PARK CITY, Utah - For the first time, the Sundance Film Festival could do a boy-girl, boy-girl seating arrangement of directors in its U.S. dramatic competition - and not run out of girls.

The festival has 50-50 parity - eight women, eight men - among the 16 films in the competition, a record that female filmmakers consider to be a hopeful sign they are making progress toward equal time with males.

"It just feels like justice. Like, OK, this is the way it's supposed to be. This reflects the population of the Earth. There's no reason why there shouldn't be as many women making movies as men," said Lynn Shelton, a Sundance regular whose film "Touchy Feely," starring Rosemarie DeWitt as a massage therapist suddenly averse to touching people, is playing in the dramatic competition. "But I'm also waiting for the day when I'm not treated as an oddity as a woman. I'm just treated as another filmmaker."

Other dramatic entries directed by women include Liz W. Garcia's "The Lifeguard," starring Kristen Bell as a lifeguard who enters a risky relationship with a teen; Stacie Passon's "Concussion," a midlife-crisis tale starring Robin Weigert; Francesca Gregorini's "E-manuel and the Truth About Fishes," with Jessica Biel and Kaya Scodelario in the story of a troubled teen; and Jerusha Hess' "Austenland," featuring Keri Russell as a woman searching for her own Jane Austen-style perfect man.

Women have been doing well for years in Sundance's short-film programs and documentary lineups.

Yet the premiere section is a sign that women still are a long way from equal opportunity in higher-end independent filmmaking. And when it comes to studio films, only a handful of women have made steady inroads as directors.

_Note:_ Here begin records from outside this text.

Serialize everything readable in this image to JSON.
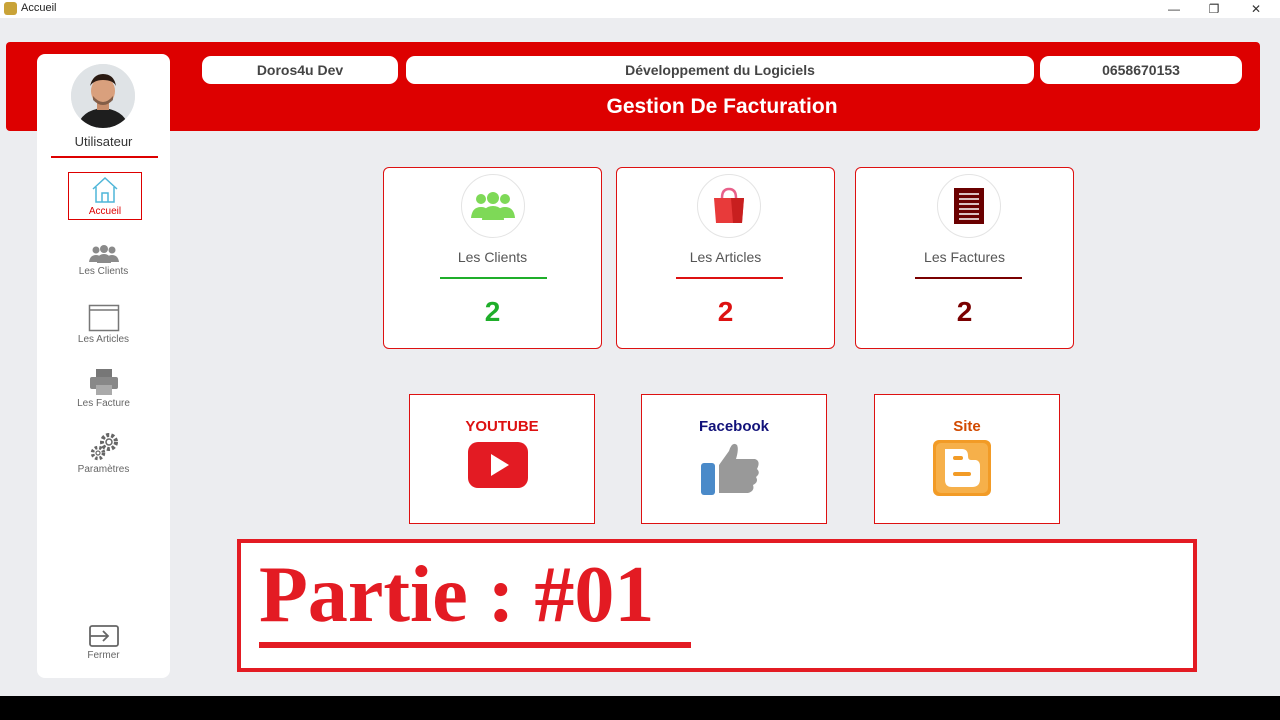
{
  "window": {
    "title": "Accueil"
  },
  "header": {
    "name": "Doros4u Dev",
    "description": "Développement du Logiciels",
    "phone": "0658670153",
    "title": "Gestion De Facturation"
  },
  "sidebar": {
    "user_label": "Utilisateur",
    "items": [
      {
        "label": "Accueil",
        "icon": "home-icon"
      },
      {
        "label": "Les Clients",
        "icon": "users-icon"
      },
      {
        "label": "Les Articles",
        "icon": "window-icon"
      },
      {
        "label": "Les Facture",
        "icon": "printer-icon"
      },
      {
        "label": "Paramètres",
        "icon": "gears-icon"
      }
    ],
    "close_label": "Fermer"
  },
  "cards": [
    {
      "label": "Les Clients",
      "count": "2",
      "color": "#1fae2a",
      "icon": "users-icon"
    },
    {
      "label": "Les Articles",
      "count": "2",
      "color": "#dd1111",
      "icon": "shopping-bag-icon"
    },
    {
      "label": "Les Factures",
      "count": "2",
      "color": "#7a0000",
      "icon": "invoice-icon"
    }
  ],
  "links": [
    {
      "label": "YOUTUBE",
      "color": "#dd1111",
      "icon": "youtube-play-icon"
    },
    {
      "label": "Facebook",
      "color": "#12127a",
      "icon": "thumbs-up-icon"
    },
    {
      "label": "Site",
      "color": "#d24a00",
      "icon": "blogger-icon"
    }
  ],
  "banner": {
    "text": "Partie : #01"
  }
}
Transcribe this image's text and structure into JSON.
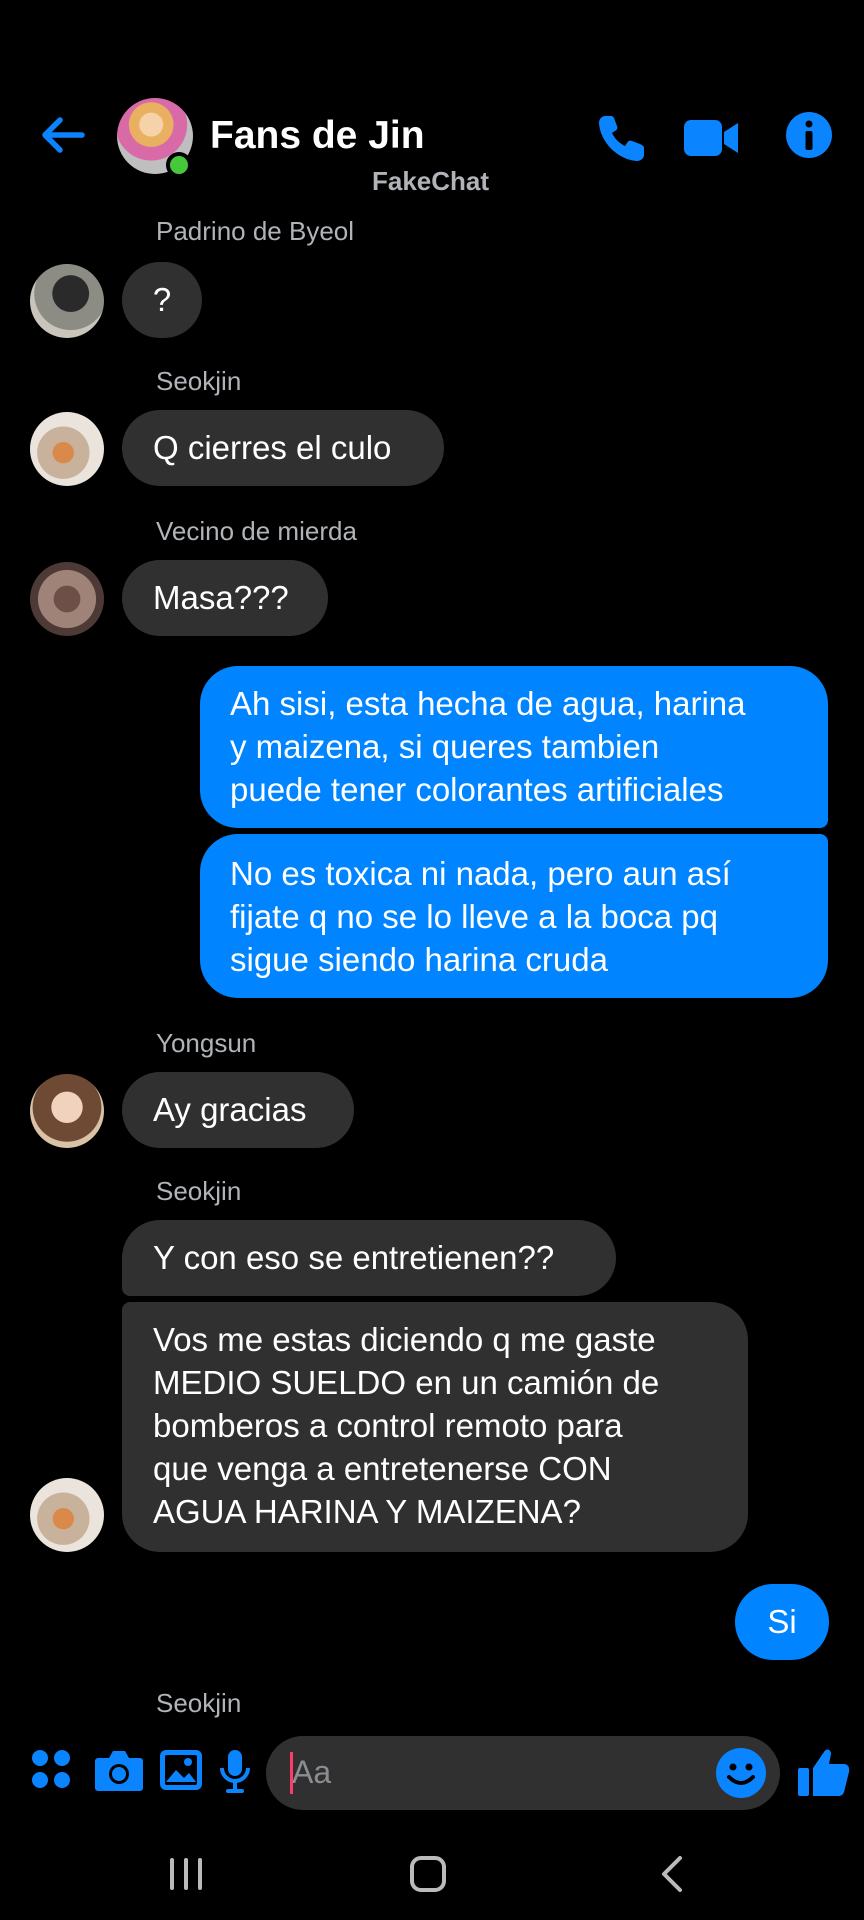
{
  "header": {
    "title": "Fans de Jin",
    "subtitle": "FakeChat"
  },
  "messages": [
    {
      "sender": "Padrino de Byeol",
      "text": "?"
    },
    {
      "sender": "Seokjin",
      "text": "Q cierres el culo"
    },
    {
      "sender": "Vecino de mierda",
      "text": "Masa???"
    },
    {
      "sender": "me",
      "lines": [
        "Ah sisi, esta hecha de agua, harina",
        "y maizena, si queres tambien",
        "puede tener colorantes artificiales"
      ]
    },
    {
      "sender": "me",
      "lines": [
        "No es toxica ni nada, pero aun así",
        "fijate q no se lo lleve a la boca pq",
        "sigue siendo harina cruda"
      ]
    },
    {
      "sender": "Yongsun",
      "text": "Ay gracias"
    },
    {
      "sender": "Seokjin",
      "text": "Y con eso se entretienen??"
    },
    {
      "sender": "Seokjin",
      "lines": [
        "Vos me estas diciendo q me gaste",
        "MEDIO SUELDO en un camión de",
        "bomberos a control remoto para",
        "que venga a entretenerse CON",
        "AGUA HARINA Y MAIZENA?"
      ]
    },
    {
      "sender": "me",
      "text": "Si"
    },
    {
      "sender": "Seokjin",
      "text": ""
    }
  ],
  "composer": {
    "placeholder": "Aa"
  },
  "colors": {
    "accent": "#0084ff",
    "incoming_bubble": "#303030",
    "online": "#45c83a"
  }
}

Women have made promising directing debuts at past festivals only to drop out of sight, unable to get a second project off the ground.